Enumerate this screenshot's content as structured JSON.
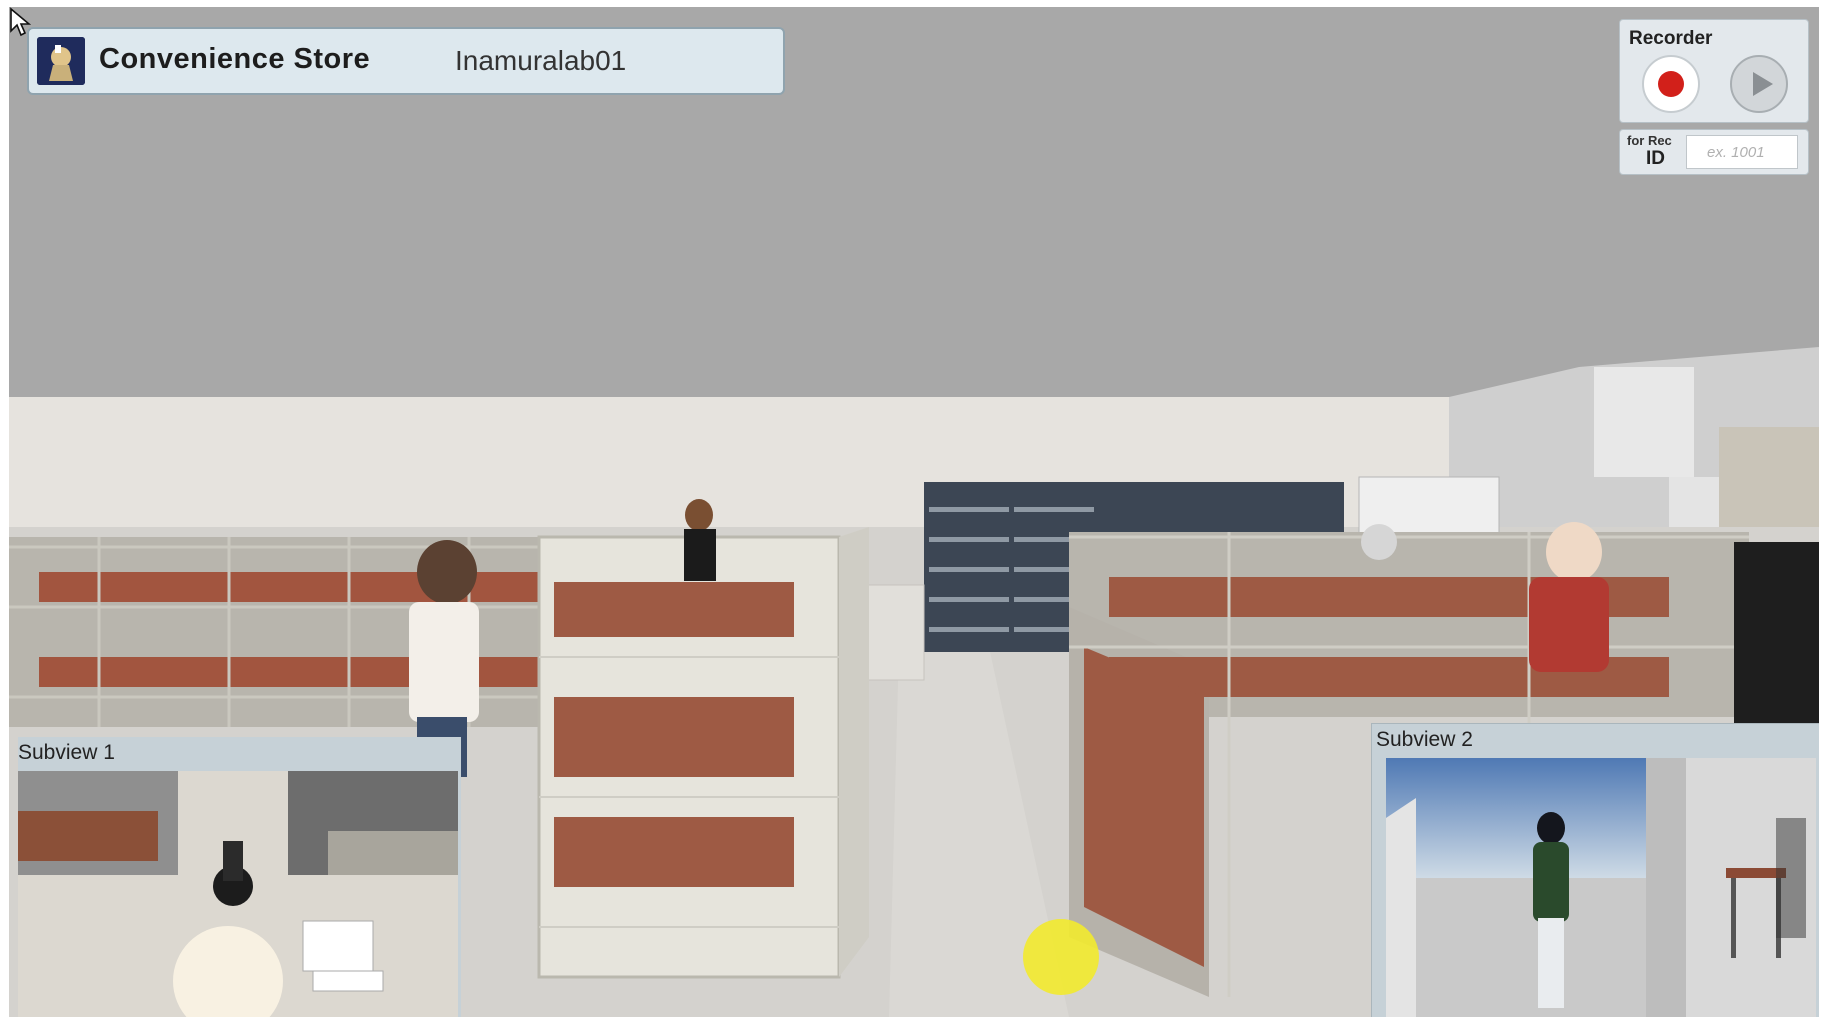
{
  "header": {
    "app_title": "Convenience Store",
    "user_name": "Inamuralab01"
  },
  "recorder": {
    "title": "Recorder",
    "record_icon": "record-icon",
    "play_icon": "play-icon",
    "for_rec_label": "for Rec",
    "id_label": "ID",
    "id_placeholder": "ex. 1001",
    "record_color": "#d2201a"
  },
  "subviews": [
    {
      "title": "Subview 1"
    },
    {
      "title": "Subview 2"
    }
  ],
  "cursor": {
    "icon": "mouse-pointer-icon",
    "highlight_color": "#f2ea2e"
  }
}
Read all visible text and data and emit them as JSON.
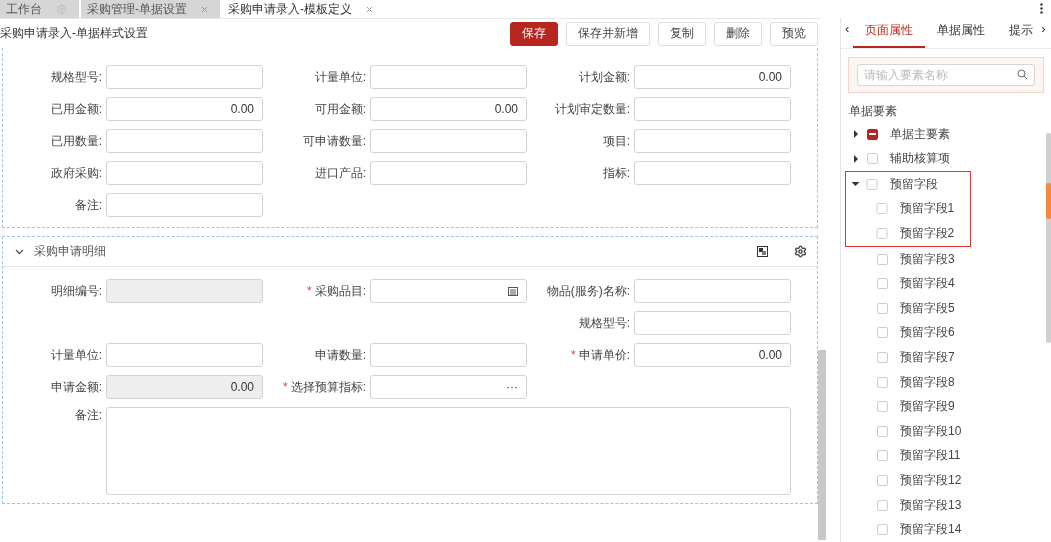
{
  "tabs": [
    {
      "label": "工作台",
      "selected": false
    },
    {
      "label": "采购管理-单据设置",
      "selected": false
    },
    {
      "label": "采购申请录入-模板定义",
      "selected": true
    }
  ],
  "toolbar": {
    "title": "采购申请录入-单据样式设置",
    "buttons": [
      {
        "label": "保存",
        "kind": "primary"
      },
      {
        "label": "保存并新增",
        "kind": "default"
      },
      {
        "label": "复制",
        "kind": "default"
      },
      {
        "label": "删除",
        "kind": "default"
      },
      {
        "label": "预览",
        "kind": "default"
      }
    ]
  },
  "sections": [
    {
      "rows": [
        [
          {
            "label": "规格型号:",
            "kind": "text"
          },
          {
            "label": "计量单位:",
            "kind": "text"
          },
          {
            "label": "计划金额:",
            "kind": "text",
            "value": "0.00"
          }
        ],
        [
          {
            "label": "已用金额:",
            "kind": "text",
            "value": "0.00"
          },
          {
            "label": "可用金额:",
            "kind": "text",
            "value": "0.00"
          },
          {
            "label": "计划审定数量:",
            "kind": "text"
          }
        ],
        [
          {
            "label": "已用数量:",
            "kind": "text"
          },
          {
            "label": "可申请数量:",
            "kind": "text"
          },
          {
            "label": "项目:",
            "kind": "text"
          }
        ],
        [
          {
            "label": "政府采购:",
            "kind": "text"
          },
          {
            "label": "进口产品:",
            "kind": "text"
          },
          {
            "label": "指标:",
            "kind": "text"
          }
        ],
        [
          {
            "label": "备注:",
            "kind": "text"
          }
        ]
      ]
    },
    {
      "title": "采购申请明细",
      "expanded": true,
      "rows": [
        [
          {
            "label": "明细编号:",
            "kind": "readonly"
          },
          {
            "label": "采购品目:",
            "kind": "picker",
            "required_mark": "*"
          },
          {
            "label": "物品(服务)名称:",
            "kind": "text"
          }
        ],
        [
          null,
          null,
          {
            "label": "规格型号:",
            "kind": "text"
          }
        ],
        [
          {
            "label": "计量单位:",
            "kind": "text"
          },
          {
            "label": "申请数量:",
            "kind": "text"
          },
          {
            "label": "申请单价:",
            "kind": "text",
            "value": "0.00",
            "required_mark": "*"
          }
        ],
        [
          {
            "label": "申请金额:",
            "kind": "readonly",
            "value": "0.00"
          },
          {
            "label": "选择预算指标:",
            "kind": "ellipsis",
            "suffix": "···",
            "required_mark": "*"
          }
        ],
        [
          {
            "label": "备注:",
            "kind": "textarea"
          }
        ]
      ]
    }
  ],
  "panel": {
    "scroll_left": "‹",
    "scroll_right": "›",
    "tabs": [
      {
        "label": "页面属性",
        "selected": true
      },
      {
        "label": "单据属性",
        "selected": false
      },
      {
        "label": "提示",
        "selected": false
      }
    ],
    "search": {
      "placeholder": "请输入要素名称"
    },
    "tree_title": "单据要素",
    "tree": [
      {
        "label": "单据主要素",
        "expanded": false,
        "indeterminate": true,
        "highlighted": false
      },
      {
        "label": "辅助核算项",
        "expanded": false,
        "checked": false,
        "highlighted": false
      },
      {
        "label": "预留字段",
        "expanded": true,
        "checked": false,
        "highlighted": true,
        "children": [
          {
            "label": "预留字段1",
            "checked": false,
            "highlighted": true
          },
          {
            "label": "预留字段2",
            "checked": false,
            "highlighted": true
          },
          {
            "label": "预留字段3",
            "checked": false,
            "highlighted": false
          },
          {
            "label": "预留字段4",
            "checked": false,
            "highlighted": false
          },
          {
            "label": "预留字段5",
            "checked": false,
            "highlighted": false
          },
          {
            "label": "预留字段6",
            "checked": false,
            "highlighted": false
          },
          {
            "label": "预留字段7",
            "checked": false,
            "highlighted": false
          },
          {
            "label": "预留字段8",
            "checked": false,
            "highlighted": false
          },
          {
            "label": "预留字段9",
            "checked": false,
            "highlighted": false
          },
          {
            "label": "预留字段10",
            "checked": false,
            "highlighted": false
          },
          {
            "label": "预留字段11",
            "checked": false,
            "highlighted": false
          },
          {
            "label": "预留字段12",
            "checked": false,
            "highlighted": false
          },
          {
            "label": "预留字段13",
            "checked": false,
            "highlighted": false
          },
          {
            "label": "预留字段14",
            "checked": false,
            "highlighted": false
          }
        ]
      }
    ]
  }
}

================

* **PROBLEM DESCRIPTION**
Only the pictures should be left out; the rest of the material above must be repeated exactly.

* **REPLY**
Enumerate this screenshot's content as structured JSON.
{
  "header": {
    "app_title": "Convenience Store",
    "user_name": "Inamuralab01"
  },
  "recorder": {
    "title": "Recorder",
    "record_icon": "record-icon",
    "play_icon": "play-icon",
    "for_rec_label": "for Rec",
    "id_label": "ID",
    "id_placeholder": "ex. 1001",
    "record_color": "#d2201a"
  },
  "subviews": [
    {
      "title": "Subview 1"
    },
    {
      "title": "Subview 2"
    }
  ],
  "cursor": {
    "icon": "mouse-pointer-icon",
    "highlight_color": "#f2ea2e"
  }
}
Read all visible text and data and emit them as JSON.
{
  "tabs": [
    {
      "label": "工作台",
      "selected": false
    },
    {
      "label": "采购管理-单据设置",
      "selected": false
    },
    {
      "label": "采购申请录入-模板定义",
      "selected": true
    }
  ],
  "toolbar": {
    "title": "采购申请录入-单据样式设置",
    "buttons": [
      {
        "label": "保存",
        "kind": "primary"
      },
      {
        "label": "保存并新增",
        "kind": "default"
      },
      {
        "label": "复制",
        "kind": "default"
      },
      {
        "label": "删除",
        "kind": "default"
      },
      {
        "label": "预览",
        "kind": "default"
      }
    ]
  },
  "sections": [
    {
      "rows": [
        [
          {
            "label": "规格型号:",
            "kind": "text"
          },
          {
            "label": "计量单位:",
            "kind": "text"
          },
          {
            "label": "计划金额:",
            "kind": "text",
            "value": "0.00"
          }
        ],
        [
          {
            "label": "已用金额:",
            "kind": "text",
            "value": "0.00"
          },
          {
            "label": "可用金额:",
            "kind": "text",
            "value": "0.00"
          },
          {
            "label": "计划审定数量:",
            "kind": "text"
          }
        ],
        [
          {
            "label": "已用数量:",
            "kind": "text"
          },
          {
            "label": "可申请数量:",
            "kind": "text"
          },
          {
            "label": "项目:",
            "kind": "text"
          }
        ],
        [
          {
            "label": "政府采购:",
            "kind": "text"
          },
          {
            "label": "进口产品:",
            "kind": "text"
          },
          {
            "label": "指标:",
            "kind": "text"
          }
        ],
        [
          {
            "label": "备注:",
            "kind": "text"
          }
        ]
      ]
    },
    {
      "title": "采购申请明细",
      "expanded": true,
      "rows": [
        [
          {
            "label": "明细编号:",
            "kind": "readonly"
          },
          {
            "label": "采购品目:",
            "kind": "picker",
            "required_mark": "*"
          },
          {
            "label": "物品(服务)名称:",
            "kind": "text"
          }
        ],
        [
          null,
          null,
          {
            "label": "规格型号:",
            "kind": "text"
          }
        ],
        [
          {
            "label": "计量单位:",
            "kind": "text"
          },
          {
            "label": "申请数量:",
            "kind": "text"
          },
          {
            "label": "申请单价:",
            "kind": "text",
            "value": "0.00",
            "required_mark": "*"
          }
        ],
        [
          {
            "label": "申请金额:",
            "kind": "readonly",
            "value": "0.00"
          },
          {
            "label": "选择预算指标:",
            "kind": "ellipsis",
            "suffix": "···",
            "required_mark": "*"
          }
        ],
        [
          {
            "label": "备注:",
            "kind": "textarea"
          }
        ]
      ]
    }
  ],
  "panel": {
    "scroll_left": "‹",
    "scroll_right": "›",
    "tabs": [
      {
        "label": "页面属性",
        "selected": true
      },
      {
        "label": "单据属性",
        "selected": false
      },
      {
        "label": "提示",
        "selected": false
      }
    ],
    "search": {
      "placeholder": "请输入要素名称"
    },
    "tree_title": "单据要素",
    "tree": [
      {
        "label": "单据主要素",
        "expanded": false,
        "indeterminate": true,
        "highlighted": false
      },
      {
        "label": "辅助核算项",
        "expanded": false,
        "checked": false,
        "highlighted": false
      },
      {
        "label": "预留字段",
        "expanded": true,
        "checked": false,
        "highlighted": true,
        "children": [
          {
            "label": "预留字段1",
            "checked": false,
            "highlighted": true
          },
          {
            "label": "预留字段2",
            "checked": false,
            "highlighted": true
          },
          {
            "label": "预留字段3",
            "checked": false,
            "highlighted": false
          },
          {
            "label": "预留字段4",
            "checked": false,
            "highlighted": false
          },
          {
            "label": "预留字段5",
            "checked": false,
            "highlighted": false
          },
          {
            "label": "预留字段6",
            "checked": false,
            "highlighted": false
          },
          {
            "label": "预留字段7",
            "checked": false,
            "highlighted": false
          },
          {
            "label": "预留字段8",
            "checked": false,
            "highlighted": false
          },
          {
            "label": "预留字段9",
            "checked": false,
            "highlighted": false
          },
          {
            "label": "预留字段10",
            "checked": false,
            "highlighted": false
          },
          {
            "label": "预留字段11",
            "checked": false,
            "highlighted": false
          },
          {
            "label": "预留字段12",
            "checked": false,
            "highlighted": false
          },
          {
            "label": "预留字段13",
            "checked": false,
            "highlighted": false
          },
          {
            "label": "预留字段14",
            "checked": false,
            "highlighted": false
          }
        ]
      }
    ]
  }
}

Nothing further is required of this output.